[Data records]
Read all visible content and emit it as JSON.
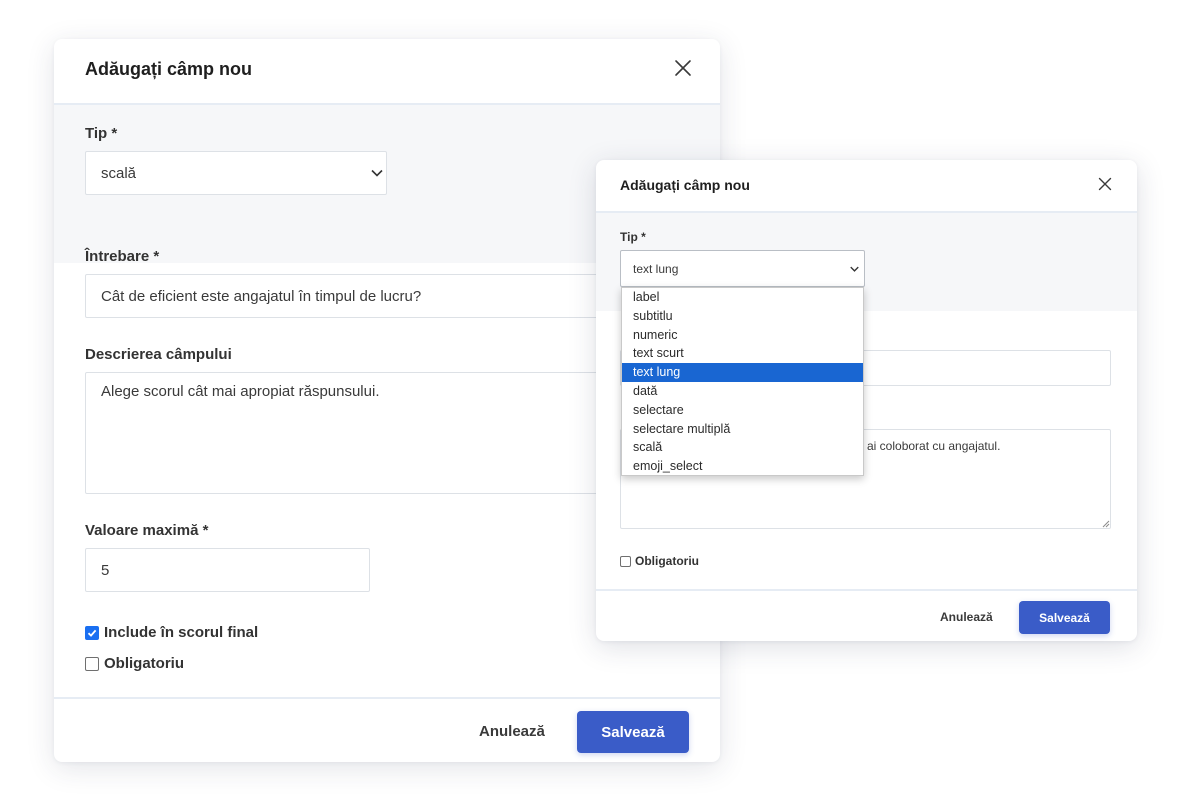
{
  "large_modal": {
    "title": "Adăugați câmp nou",
    "type_label": "Tip *",
    "type_value": "scală",
    "question_label": "Întrebare *",
    "question_value": "Cât de eficient este angajatul în timpul de lucru?",
    "description_label": "Descrierea câmpului",
    "description_value": "Alege scorul cât mai apropiat răspunsului.",
    "max_value_label": "Valoare maximă *",
    "max_value": "5",
    "include_in_score_label": "Include în scorul final",
    "include_in_score_checked": true,
    "required_label": "Obligatoriu",
    "required_checked": false,
    "cancel_label": "Anulează",
    "save_label": "Salvează"
  },
  "small_modal": {
    "title": "Adăugați câmp nou",
    "type_label": "Tip *",
    "type_value": "text lung",
    "description_value_visible": "ai coloborat cu angajatul.",
    "required_label": "Obligatoriu",
    "required_checked": false,
    "cancel_label": "Anulează",
    "save_label": "Salvează",
    "dropdown_options": [
      "label",
      "subtitlu",
      "numeric",
      "text scurt",
      "text lung",
      "dată",
      "selectare",
      "selectare multiplă",
      "scală",
      "emoji_select"
    ],
    "dropdown_selected": "text lung"
  },
  "colors": {
    "primary_button": "#3a5cc8",
    "checkbox_checked": "#1a6ff1",
    "option_highlight": "#1966d2",
    "section_background": "#f6f7f9",
    "divider": "#e6ecf4"
  },
  "icons": {
    "close": "close-icon",
    "select_arrow": "chevron-down-icon",
    "checkmark": "checkmark-icon"
  }
}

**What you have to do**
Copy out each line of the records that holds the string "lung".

**Reply to the exercise**
    "type_value": "text lung",
      "text lung",
    "dropdown_selected": "text lung"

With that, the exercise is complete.